  1. It will be easiest to link with the static library ( .a) and use the resulting executable.

  2. It is possible to have a workaround!

Let me shortly explain the workaround now.

Instead of using the direct method using the Rebol CGI program on the shebang line like this

#!/path/to/cgi-bin/r3 -c

We will use the bash shell as an intermediate.

export LD_LIBRARY_PATH=/path/to/cgi-bin/
sed -n -e '5,$p' < "$0" | /path/to/cgi-bin/r3 -c "$0" "$@"
exit $?
print "Content-type: text/html^/Foo"

(Source Multiline Shebang )
What happens here?
First line calls the bash shell
Second line exports the LD_LIBRARY_PATH environment variable to add the directory where the runtime loader will look for the dynamic libraries used. In this case I made a symbolic link here that points to the appropriate library.
Third line catches the content of the Rebol script by streaming it from line 5 where it starts until the end ( $p ) into the variable $0 and pipes this through to the Rebol r3 CGI program, using -c to signal it is to be executed as a CGI script (I managed to catch the welcome message of the Rebol console in my error log! :smiley: )
On line 4 the bash shell is exited and the script itself is following after that.

I will document this option, but as you will understand I will be using the static linked version from now on.

sed is one of those unreadable things we're attempting to replace. What keeps you from making the output of the script exactly what you want? And if you need to manipulate it, it would be a better exercise to do it with the r3 executable...

It's often easiest to use statically linked versions of things. But then two programs running on the same machine that both static link a library wind up loading two copies of the library into memory if they both run.
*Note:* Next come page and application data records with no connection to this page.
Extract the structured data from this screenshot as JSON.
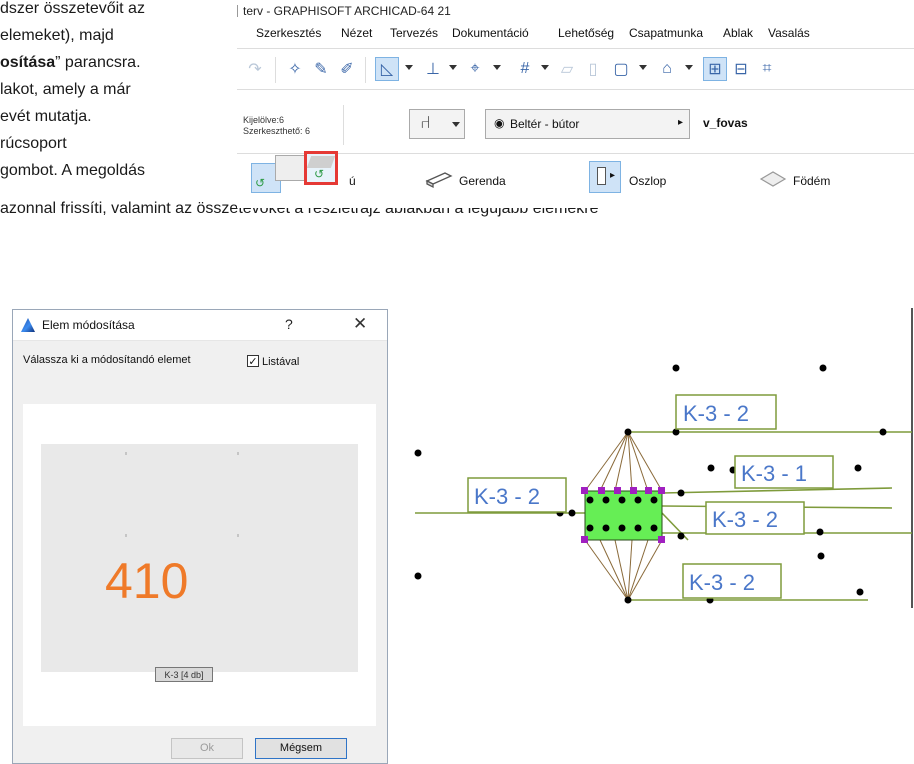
{
  "document": {
    "lines": [
      "dszer összetevőit az",
      "elemeket), majd",
      "osítása",
      "” parancsra.",
      "lakot, amely a már",
      "evét mutatja.",
      "rúcsoport",
      "gombot. A megoldás",
      "azonnal frissíti, valamint az összetevőket a részletrajz ablakban a legújabb elemekre"
    ]
  },
  "archicad": {
    "title": "terv - GRAPHISOFT ARCHICAD-64 21",
    "menu": [
      "Szerkesztés",
      "Nézet",
      "Tervezés",
      "Dokumentáció",
      "Lehetőség",
      "Csapatmunka",
      "Ablak",
      "Vasalás"
    ],
    "info": {
      "selected": "Kijelölve:6",
      "editable": "Szerkeszthető: 6",
      "layer": "Beltér - bútor",
      "layer_icon": "eye-icon",
      "name": "v_fovas"
    },
    "elements": {
      "partial": "ú",
      "beam": "Gerenda",
      "column": "Oszlop",
      "slab": "Födém"
    },
    "highlight_color": "#e53935"
  },
  "dialog": {
    "title": "Elem módosítása",
    "help": "?",
    "close": "✕",
    "prompt": "Válassza ki a módosítandó elemet",
    "checkbox_label": "Listával",
    "checkbox_checked": true,
    "preview_number": "410",
    "preview_tag": "K-3 [4 db]",
    "ok": "Ok",
    "cancel": "Mégsem"
  },
  "plan": {
    "labels": [
      "K-3 - 2",
      "K-3 - 2",
      "K-3 - 1",
      "K-3 - 2",
      "K-3 - 2"
    ],
    "label_color": "#4a77c9",
    "line_color": "#7f9b3c",
    "fill_color": "#66ee55",
    "handle_color": "#a020c0"
  }
}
So it multiplies the disk space you use, as well as potentially the memory when you are running multiple copies at once.

An additional thing is that when you statically link a library version into your executable, then that means if it's something that gets security updates or patches (like OpenSSL) your executable won't get those patches even if the installed shared library does.
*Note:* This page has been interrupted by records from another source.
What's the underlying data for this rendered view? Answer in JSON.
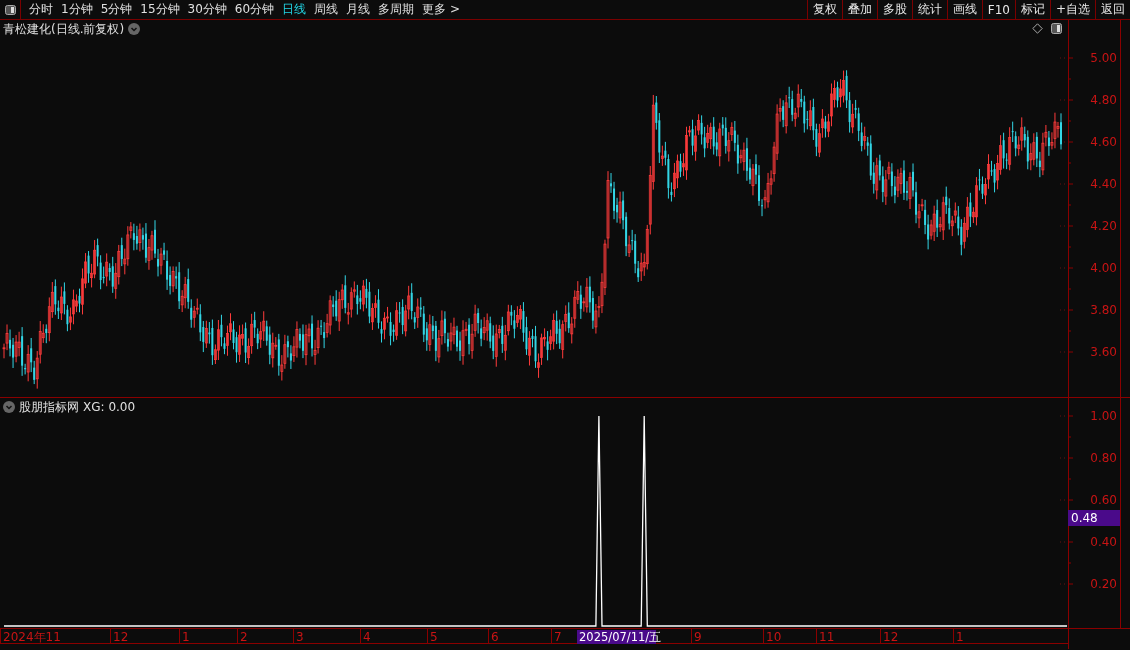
{
  "toolbar": {
    "periods": [
      {
        "label": "分时",
        "selected": false
      },
      {
        "label": "1分钟",
        "selected": false
      },
      {
        "label": "5分钟",
        "selected": false
      },
      {
        "label": "15分钟",
        "selected": false
      },
      {
        "label": "30分钟",
        "selected": false
      },
      {
        "label": "60分钟",
        "selected": false
      },
      {
        "label": "日线",
        "selected": true
      },
      {
        "label": "周线",
        "selected": false
      },
      {
        "label": "月线",
        "selected": false
      },
      {
        "label": "多周期",
        "selected": false
      },
      {
        "label": "更多 >",
        "selected": false
      }
    ],
    "buttons": [
      "复权",
      "叠加",
      "多股",
      "统计",
      "画线",
      "F10",
      "标记",
      "+自选",
      "返回"
    ]
  },
  "price_panel": {
    "title": "青松建化(日线.前复权)",
    "axis_labels": [
      "5.00",
      "4.80",
      "4.60",
      "4.40",
      "4.20",
      "4.00",
      "3.80",
      "3.60"
    ]
  },
  "indicator_panel": {
    "title": "股朋指标网",
    "reading": "XG: 0.00",
    "cursor_value": "0.48",
    "axis_labels": [
      "1.00",
      "0.80",
      "0.60",
      "0.40",
      "0.20"
    ]
  },
  "date_axis": {
    "labels": [
      "2024年11",
      "12",
      "1",
      "2",
      "3",
      "4",
      "5",
      "6",
      "7",
      "9",
      "10",
      "11",
      "12",
      "1"
    ],
    "cursor_date": "2025/07/11/五"
  }
}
For these reasons (excuses?) you will find static linking is not always made all that easy...and sometimes, even made impossible.

The fact that I cannot use the r3 executable is because it will not load for the missing of the dynamic library for mariadb, and putting one extra version of it there to use just for this sole purpose feels like overkill to me.

However if the r3 executable could load the mysql module on the fly by reading a setup file from the current folder (perhaps also using a symlink to the host provided library from the current folder) ... that would be nice.